### Task statement
The entries shown below are to be printed in full, unaltered.

[Start of Attachment]

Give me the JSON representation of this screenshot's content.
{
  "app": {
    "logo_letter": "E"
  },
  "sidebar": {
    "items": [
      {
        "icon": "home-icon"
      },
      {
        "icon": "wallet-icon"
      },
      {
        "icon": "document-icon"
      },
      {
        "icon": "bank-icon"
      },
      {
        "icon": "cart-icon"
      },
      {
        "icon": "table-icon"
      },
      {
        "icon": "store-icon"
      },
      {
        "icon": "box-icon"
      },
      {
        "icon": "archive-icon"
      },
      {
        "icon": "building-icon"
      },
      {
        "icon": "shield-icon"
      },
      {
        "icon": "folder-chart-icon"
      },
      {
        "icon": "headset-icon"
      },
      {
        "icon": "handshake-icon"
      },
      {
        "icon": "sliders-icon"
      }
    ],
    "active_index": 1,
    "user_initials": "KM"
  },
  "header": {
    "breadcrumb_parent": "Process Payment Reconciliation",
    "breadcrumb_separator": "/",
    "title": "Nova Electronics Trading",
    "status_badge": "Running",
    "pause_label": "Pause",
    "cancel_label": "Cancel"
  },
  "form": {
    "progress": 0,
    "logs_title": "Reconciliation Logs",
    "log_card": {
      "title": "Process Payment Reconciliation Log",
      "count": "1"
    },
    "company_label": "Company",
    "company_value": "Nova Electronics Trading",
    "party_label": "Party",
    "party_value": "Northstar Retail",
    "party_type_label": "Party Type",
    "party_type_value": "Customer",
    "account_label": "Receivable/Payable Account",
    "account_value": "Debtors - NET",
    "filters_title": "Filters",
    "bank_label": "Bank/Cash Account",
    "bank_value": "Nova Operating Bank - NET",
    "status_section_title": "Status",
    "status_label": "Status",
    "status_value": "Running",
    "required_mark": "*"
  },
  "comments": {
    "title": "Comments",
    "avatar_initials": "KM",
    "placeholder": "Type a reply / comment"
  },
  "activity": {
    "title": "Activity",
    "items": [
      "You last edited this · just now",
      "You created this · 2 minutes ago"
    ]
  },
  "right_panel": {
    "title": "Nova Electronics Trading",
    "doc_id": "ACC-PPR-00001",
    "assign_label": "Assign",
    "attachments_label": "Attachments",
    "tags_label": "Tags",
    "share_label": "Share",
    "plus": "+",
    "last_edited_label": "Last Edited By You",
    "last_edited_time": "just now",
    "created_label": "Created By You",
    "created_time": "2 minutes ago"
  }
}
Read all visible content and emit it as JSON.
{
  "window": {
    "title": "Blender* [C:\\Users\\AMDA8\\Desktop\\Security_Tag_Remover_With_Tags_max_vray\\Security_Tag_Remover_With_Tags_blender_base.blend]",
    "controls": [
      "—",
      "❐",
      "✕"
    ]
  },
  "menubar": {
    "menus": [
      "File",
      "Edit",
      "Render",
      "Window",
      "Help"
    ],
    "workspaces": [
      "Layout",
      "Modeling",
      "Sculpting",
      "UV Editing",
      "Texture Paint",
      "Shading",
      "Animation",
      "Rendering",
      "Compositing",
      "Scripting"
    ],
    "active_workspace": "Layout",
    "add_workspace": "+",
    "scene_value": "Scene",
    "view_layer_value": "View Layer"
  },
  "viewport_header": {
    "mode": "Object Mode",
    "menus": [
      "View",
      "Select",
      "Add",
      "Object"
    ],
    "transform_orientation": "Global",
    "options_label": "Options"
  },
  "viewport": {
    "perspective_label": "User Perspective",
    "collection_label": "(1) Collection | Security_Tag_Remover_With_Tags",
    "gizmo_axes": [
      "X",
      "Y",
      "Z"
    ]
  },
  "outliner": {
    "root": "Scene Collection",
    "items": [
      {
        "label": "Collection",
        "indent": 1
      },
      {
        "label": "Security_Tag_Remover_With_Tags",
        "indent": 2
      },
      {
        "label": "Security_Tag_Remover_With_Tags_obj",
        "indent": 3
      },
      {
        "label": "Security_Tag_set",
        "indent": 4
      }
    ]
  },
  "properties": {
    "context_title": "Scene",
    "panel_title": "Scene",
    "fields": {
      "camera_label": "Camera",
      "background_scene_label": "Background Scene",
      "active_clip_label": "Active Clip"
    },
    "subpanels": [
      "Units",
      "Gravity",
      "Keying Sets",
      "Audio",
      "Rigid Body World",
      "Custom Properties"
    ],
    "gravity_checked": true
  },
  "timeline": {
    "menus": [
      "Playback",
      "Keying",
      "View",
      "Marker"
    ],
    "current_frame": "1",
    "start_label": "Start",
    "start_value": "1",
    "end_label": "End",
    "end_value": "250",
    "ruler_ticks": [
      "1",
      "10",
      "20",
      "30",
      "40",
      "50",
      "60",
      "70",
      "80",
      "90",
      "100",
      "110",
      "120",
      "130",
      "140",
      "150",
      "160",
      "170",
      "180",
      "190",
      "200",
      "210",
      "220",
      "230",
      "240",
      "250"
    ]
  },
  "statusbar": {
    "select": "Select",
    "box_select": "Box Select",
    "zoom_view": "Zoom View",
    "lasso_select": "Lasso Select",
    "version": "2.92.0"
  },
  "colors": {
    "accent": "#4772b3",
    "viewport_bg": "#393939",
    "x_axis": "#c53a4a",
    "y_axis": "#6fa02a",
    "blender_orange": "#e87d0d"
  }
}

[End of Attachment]

### Result
Give me the JSON representation of this screenshot's content.
{
  "app": {
    "logo_letter": "E"
  },
  "sidebar": {
    "items": [
      {
        "icon": "home-icon"
      },
      {
        "icon": "wallet-icon"
      },
      {
        "icon": "document-icon"
      },
      {
        "icon": "bank-icon"
      },
      {
        "icon": "cart-icon"
      },
      {
        "icon": "table-icon"
      },
      {
        "icon": "store-icon"
      },
      {
        "icon": "box-icon"
      },
      {
        "icon": "archive-icon"
      },
      {
        "icon": "building-icon"
      },
      {
        "icon": "shield-icon"
      },
      {
        "icon": "folder-chart-icon"
      },
      {
        "icon": "headset-icon"
      },
      {
        "icon": "handshake-icon"
      },
      {
        "icon": "sliders-icon"
      }
    ],
    "active_index": 1,
    "user_initials": "KM"
  },
  "header": {
    "breadcrumb_parent": "Process Payment Reconciliation",
    "breadcrumb_separator": "/",
    "title": "Nova Electronics Trading",
    "status_badge": "Running",
    "pause_label": "Pause",
    "cancel_label": "Cancel"
  },
  "form": {
    "progress": 0,
    "logs_title": "Reconciliation Logs",
    "log_card": {
      "title": "Process Payment Reconciliation Log",
      "count": "1"
    },
    "company_label": "Company",
    "company_value": "Nova Electronics Trading",
    "party_label": "Party",
    "party_value": "Northstar Retail",
    "party_type_label": "Party Type",
    "party_type_value": "Customer",
    "account_label": "Receivable/Payable Account",
    "account_value": "Debtors - NET",
    "filters_title": "Filters",
    "bank_label": "Bank/Cash Account",
    "bank_value": "Nova Operating Bank - NET",
    "status_section_title": "Status",
    "status_label": "Status",
    "status_value": "Running",
    "required_mark": "*"
  },
  "comments": {
    "title": "Comments",
    "avatar_initials": "KM",
    "placeholder": "Type a reply / comment"
  },
  "activity": {
    "title": "Activity",
    "items": [
      "You last edited this · just now",
      "You created this · 2 minutes ago"
    ]
  },
  "right_panel": {
    "title": "Nova Electronics Trading",
    "doc_id": "ACC-PPR-00001",
    "assign_label": "Assign",
    "attachments_label": "Attachments",
    "tags_label": "Tags",
    "share_label": "Share",
    "plus": "+",
    "last_edited_label": "Last Edited By You",
    "last_edited_time": "just now",
    "created_label": "Created By You",
    "created_time": "2 minutes ago"
  }
}
Read all visible content and emit it as JSON.
{
  "window": {
    "title": "Blender* [C:\\Users\\AMDA8\\Desktop\\Security_Tag_Remover_With_Tags_max_vray\\Security_Tag_Remover_With_Tags_blender_base.blend]",
    "controls": [
      "—",
      "❐",
      "✕"
    ]
  },
  "menubar": {
    "menus": [
      "File",
      "Edit",
      "Render",
      "Window",
      "Help"
    ],
    "workspaces": [
      "Layout",
      "Modeling",
      "Sculpting",
      "UV Editing",
      "Texture Paint",
      "Shading",
      "Animation",
      "Rendering",
      "Compositing",
      "Scripting"
    ],
    "active_workspace": "Layout",
    "add_workspace": "+",
    "scene_value": "Scene",
    "view_layer_value": "View Layer"
  },
  "viewport_header": {
    "mode": "Object Mode",
    "menus": [
      "View",
      "Select",
      "Add",
      "Object"
    ],
    "transform_orientation": "Global",
    "options_label": "Options"
  },
  "viewport": {
    "perspective_label": "User Perspective",
    "collection_label": "(1) Collection | Security_Tag_Remover_With_Tags",
    "gizmo_axes": [
      "X",
      "Y",
      "Z"
    ]
  },
  "outliner": {
    "root": "Scene Collection",
    "items": [
      {
        "label": "Collection",
        "indent": 1
      },
      {
        "label": "Security_Tag_Remover_With_Tags",
        "indent": 2
      },
      {
        "label": "Security_Tag_Remover_With_Tags_obj",
        "indent": 3
      },
      {
        "label": "Security_Tag_set",
        "indent": 4
      }
    ]
  },
  "properties": {
    "context_title": "Scene",
    "panel_title": "Scene",
    "fields": {
      "camera_label": "Camera",
      "background_scene_label": "Background Scene",
      "active_clip_label": "Active Clip"
    },
    "subpanels": [
      "Units",
      "Gravity",
      "Keying Sets",
      "Audio",
      "Rigid Body World",
      "Custom Properties"
    ],
    "gravity_checked": true
  },
  "timeline": {
    "menus": [
      "Playback",
      "Keying",
      "View",
      "Marker"
    ],
    "current_frame": "1",
    "start_label": "Start",
    "start_value": "1",
    "end_label": "End",
    "end_value": "250",
    "ruler_ticks": [
      "1",
      "10",
      "20",
      "30",
      "40",
      "50",
      "60",
      "70",
      "80",
      "90",
      "100",
      "110",
      "120",
      "130",
      "140",
      "150",
      "160",
      "170",
      "180",
      "190",
      "200",
      "210",
      "220",
      "230",
      "240",
      "250"
    ]
  },
  "statusbar": {
    "select": "Select",
    "box_select": "Box Select",
    "zoom_view": "Zoom View",
    "lasso_select": "Lasso Select",
    "version": "2.92.0"
  },
  "colors": {
    "accent": "#4772b3",
    "viewport_bg": "#393939",
    "x_axis": "#c53a4a",
    "y_axis": "#6fa02a",
    "blender_orange": "#e87d0d"
  }
}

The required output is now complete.